====== Supplied data ======

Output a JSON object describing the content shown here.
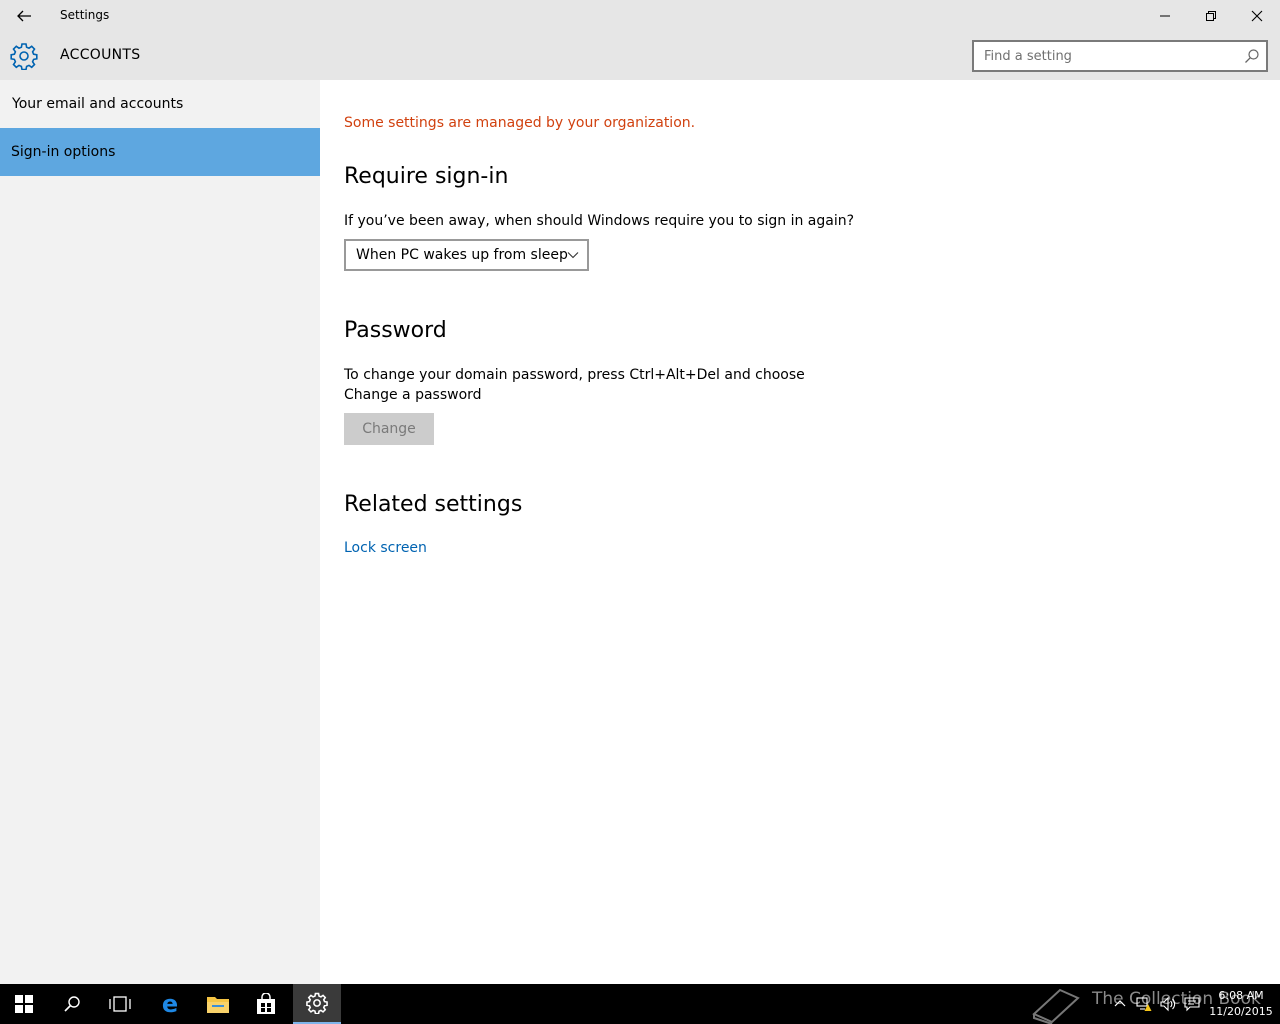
{
  "window": {
    "title": "Settings"
  },
  "header": {
    "section_title": "ACCOUNTS",
    "search_placeholder": "Find a setting"
  },
  "sidebar": {
    "items": [
      {
        "label": "Your email and accounts",
        "active": false
      },
      {
        "label": "Sign-in options",
        "active": true
      }
    ]
  },
  "main": {
    "managed_notice": "Some settings are managed by your organization.",
    "require_signin": {
      "heading": "Require sign-in",
      "question": "If you’ve been away, when should Windows require you to sign in again?",
      "selected_option": "When PC wakes up from sleep"
    },
    "password": {
      "heading": "Password",
      "description_line1": "To change your domain password, press Ctrl+Alt+Del and choose",
      "description_line2": "Change a password",
      "change_button": "Change"
    },
    "related": {
      "heading": "Related settings",
      "lock_screen_link": "Lock screen"
    }
  },
  "taskbar": {
    "watermark": "The Collection Book",
    "time": "6:08 AM",
    "date": "11/20/2015"
  },
  "colors": {
    "accent": "#5ea7e0",
    "warning_text": "#d1410f",
    "link": "#0063b1",
    "chrome": "#e6e6e6",
    "sidebar": "#f2f2f2",
    "gear": "#0063b1"
  }
}
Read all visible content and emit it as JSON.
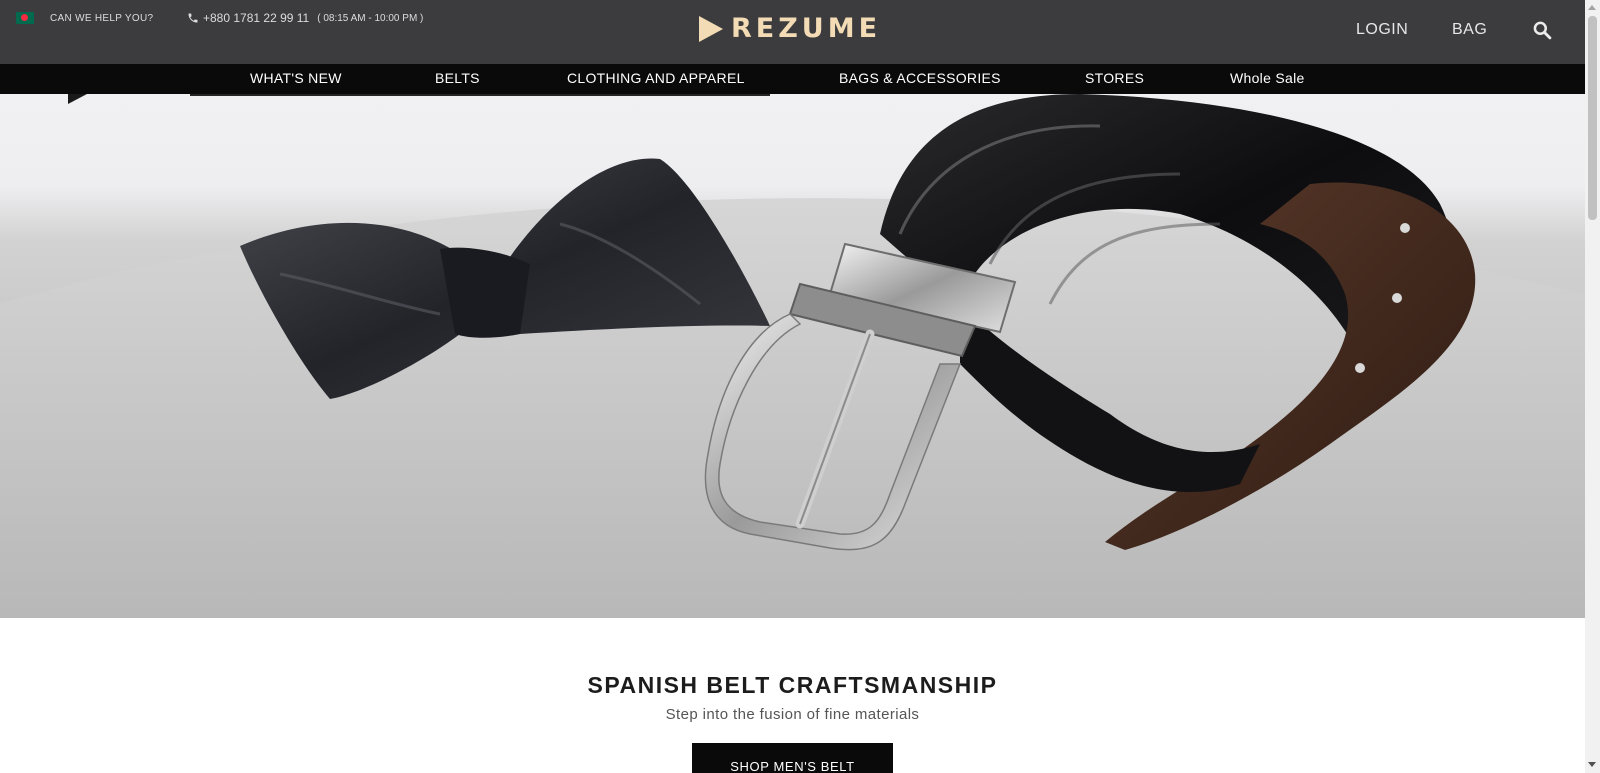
{
  "header": {
    "help_text": "CAN WE HELP YOU?",
    "phone": "+880 1781 22 99 11",
    "hours": "( 08:15 AM - 10:00 PM )",
    "logo_text": "REZUME",
    "login_label": "LOGIN",
    "bag_label": "BAG",
    "search_icon": "search-icon",
    "logo_color": "#f3dcb5",
    "bar_color": "#3c3c3e"
  },
  "nav": {
    "items": [
      {
        "label": "WHAT'S NEW"
      },
      {
        "label": "BELTS"
      },
      {
        "label": "CLOTHING AND APPAREL"
      },
      {
        "label": "BAGS & ACCESSORIES"
      },
      {
        "label": "STORES"
      },
      {
        "label": "Whole Sale"
      }
    ]
  },
  "hero": {
    "image": "black-leather-belt-and-bow-tie"
  },
  "section": {
    "title": "SPANISH BELT CRAFTSMANSHIP",
    "subtitle": "Step into the fusion of fine materials",
    "button_label": "SHOP MEN'S BELT"
  }
}
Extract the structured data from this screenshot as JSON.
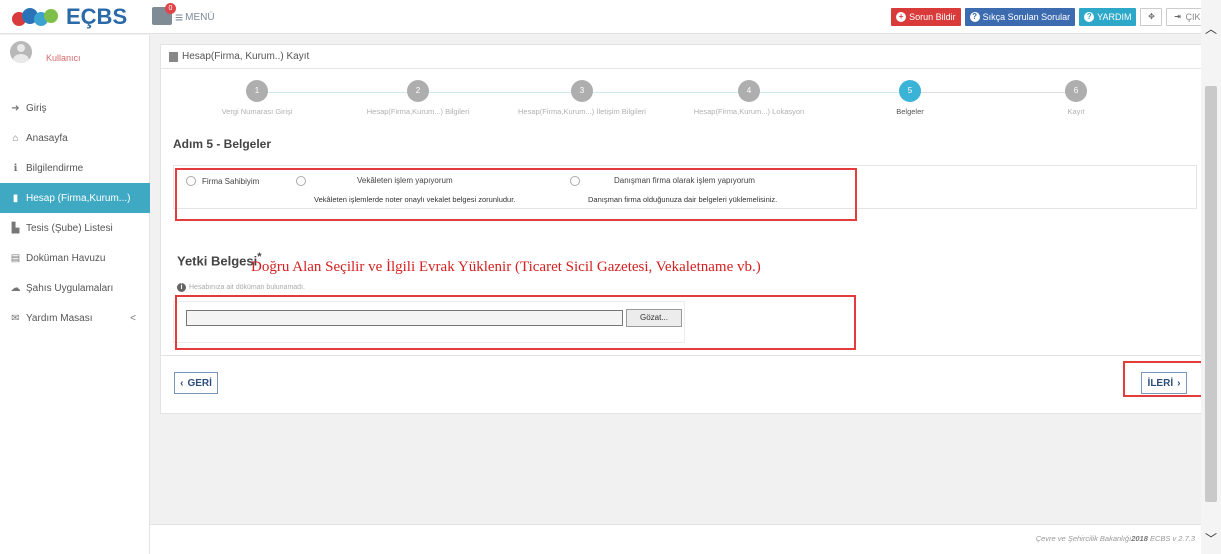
{
  "topbar": {
    "logo_text": "EÇBS",
    "notif_count": "0",
    "menu_label": "MENÜ",
    "buttons": [
      {
        "label": "Sorun Bildir",
        "icon": "plus-circle-icon"
      },
      {
        "label": "Sıkça Sorulan Sorular",
        "icon": "question-icon"
      },
      {
        "label": "YARDIM",
        "icon": "question-icon"
      },
      {
        "label": "",
        "icon": "move-icon"
      },
      {
        "label": "ÇIKIŞ",
        "icon": "logout-icon"
      }
    ]
  },
  "sidebar": {
    "user_name": "Kullanıcı",
    "items": [
      {
        "label": "Giriş",
        "icon": "login-icon"
      },
      {
        "label": "Anasayfa",
        "icon": "home-icon"
      },
      {
        "label": "Bilgilendirme",
        "icon": "info-icon"
      },
      {
        "label": "Hesap (Firma,Kurum...)",
        "icon": "building-icon",
        "active": true
      },
      {
        "label": "Tesis (Şube) Listesi",
        "icon": "factory-icon"
      },
      {
        "label": "Doküman Havuzu",
        "icon": "documents-icon"
      },
      {
        "label": "Şahıs Uygulamaları",
        "icon": "cloud-icon"
      },
      {
        "label": "Yardım Masası",
        "icon": "envelope-icon",
        "chevron": "<"
      }
    ]
  },
  "panel": {
    "title": "Hesap(Firma, Kurum..) Kayıt",
    "steps": [
      {
        "num": "1",
        "label": "Vergi Numarası Girişi"
      },
      {
        "num": "2",
        "label": "Hesap(Firma,Kurum...) Bilgileri"
      },
      {
        "num": "3",
        "label": "Hesap(Firma,Kurum...) İletişim Bilgileri"
      },
      {
        "num": "4",
        "label": "Hesap(Firma,Kurum...) Lokasyon"
      },
      {
        "num": "5",
        "label": "Belgeler",
        "active": true
      },
      {
        "num": "6",
        "label": "Kayıt"
      }
    ],
    "step_title": "Adım 5 - Belgeler",
    "options": [
      {
        "label": "Firma Sahibiyim",
        "hint": ""
      },
      {
        "label": "Vekâleten işlem yapıyorum",
        "hint": "Vekâleten işlemlerde noter onaylı vekalet belgesi zorunludur."
      },
      {
        "label": "Danışman firma olarak işlem yapıyorum",
        "hint": "Danışman firma olduğunuza dair belgeleri yüklemelisiniz."
      }
    ],
    "yetki_label": "Yetki Belgesi",
    "required_mark": "*",
    "annotation": "Doğru Alan Seçilir ve İlgili Evrak Yüklenir (Ticaret Sicil Gazetesi, Vekaletname vb.)",
    "info_text": "Hesabınıza ait döküman bulunamadı.",
    "browse_label": "Gözat...",
    "back_label": "GERİ",
    "next_label": "İLERİ"
  },
  "footer": {
    "org": "Çevre ve Şehircilik Bakanlığı",
    "year": "2018",
    "version": "ECBS v 2.7.3"
  },
  "colors": {
    "accent": "#3bb3d6",
    "highlight": "#e43c3c",
    "annotation": "#d42020"
  }
}
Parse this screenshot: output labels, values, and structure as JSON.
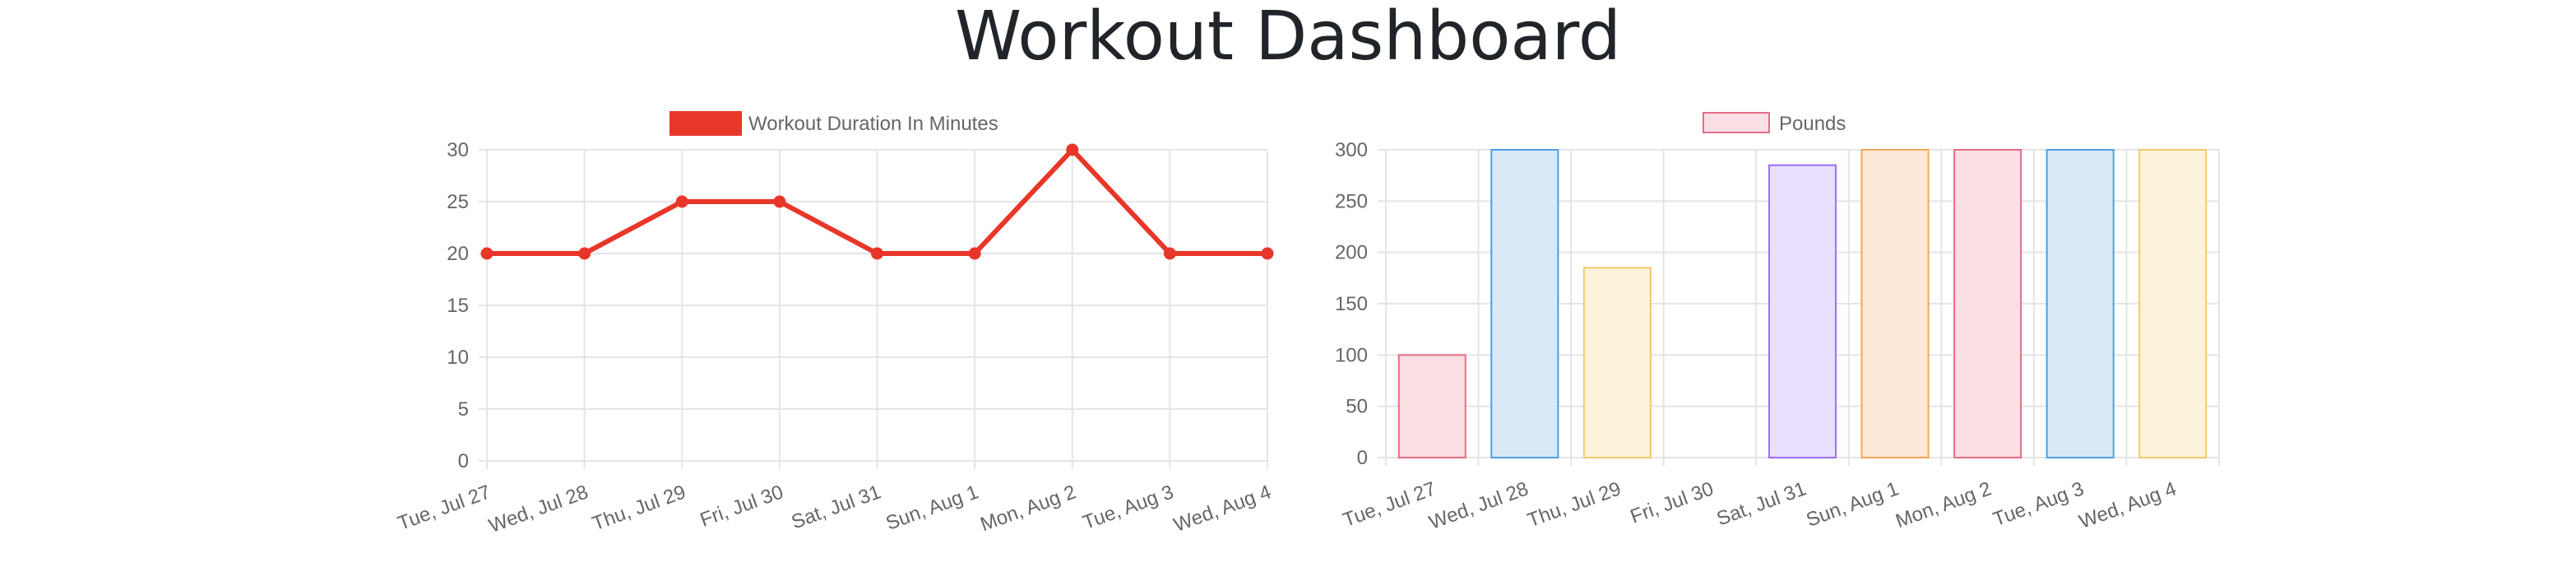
{
  "page": {
    "title": "Workout Dashboard"
  },
  "chart_data": [
    {
      "type": "line",
      "categories": [
        "Tue, Jul 27",
        "Wed, Jul 28",
        "Thu, Jul 29",
        "Fri, Jul 30",
        "Sat, Jul 31",
        "Sun, Aug 1",
        "Mon, Aug 2",
        "Tue, Aug 3",
        "Wed, Aug 4"
      ],
      "series": [
        {
          "name": "Workout Duration In Minutes",
          "values": [
            20,
            20,
            25,
            25,
            20,
            20,
            30,
            20,
            20
          ],
          "color": "#e8372a"
        }
      ],
      "ylim": [
        0,
        30
      ],
      "yticks": [
        0,
        5,
        10,
        15,
        20,
        25,
        30
      ],
      "grid": true,
      "legend": "top-center"
    },
    {
      "type": "bar",
      "categories": [
        "Tue, Jul 27",
        "Wed, Jul 28",
        "Thu, Jul 29",
        "Fri, Jul 30",
        "Sat, Jul 31",
        "Sun, Aug 1",
        "Mon, Aug 2",
        "Tue, Aug 3",
        "Wed, Aug 4"
      ],
      "series": [
        {
          "name": "Pounds",
          "values": [
            100,
            300,
            185,
            0,
            285,
            300,
            300,
            300,
            300
          ]
        }
      ],
      "bar_fills": [
        "#fadfe5",
        "#d8eaf8",
        "#fdf3dd",
        "#e4f4f4",
        "#e8e0fd",
        "#fde9d8",
        "#fadfe5",
        "#d8eaf8",
        "#fdf3dd"
      ],
      "bar_strokes": [
        "#e66c87",
        "#4f9ee4",
        "#f5c86a",
        "#6cc6c6",
        "#9a6ef5",
        "#f2a55a",
        "#e66c87",
        "#4f9ee4",
        "#f5c86a"
      ],
      "legend_fill": "#fadfe5",
      "legend_stroke": "#e66c87",
      "ylim": [
        0,
        300
      ],
      "yticks": [
        0,
        50,
        100,
        150,
        200,
        250,
        300
      ],
      "grid": true,
      "legend": "top-center"
    }
  ]
}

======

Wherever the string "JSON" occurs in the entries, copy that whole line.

→ **Answer section**:
Output a JSON object describing the content shown here.
Read all visible content and emit it as JSON.
Extract the structured data from this screenshot as JSON.
Parse this screenshot: output labels, values, and structure as JSON.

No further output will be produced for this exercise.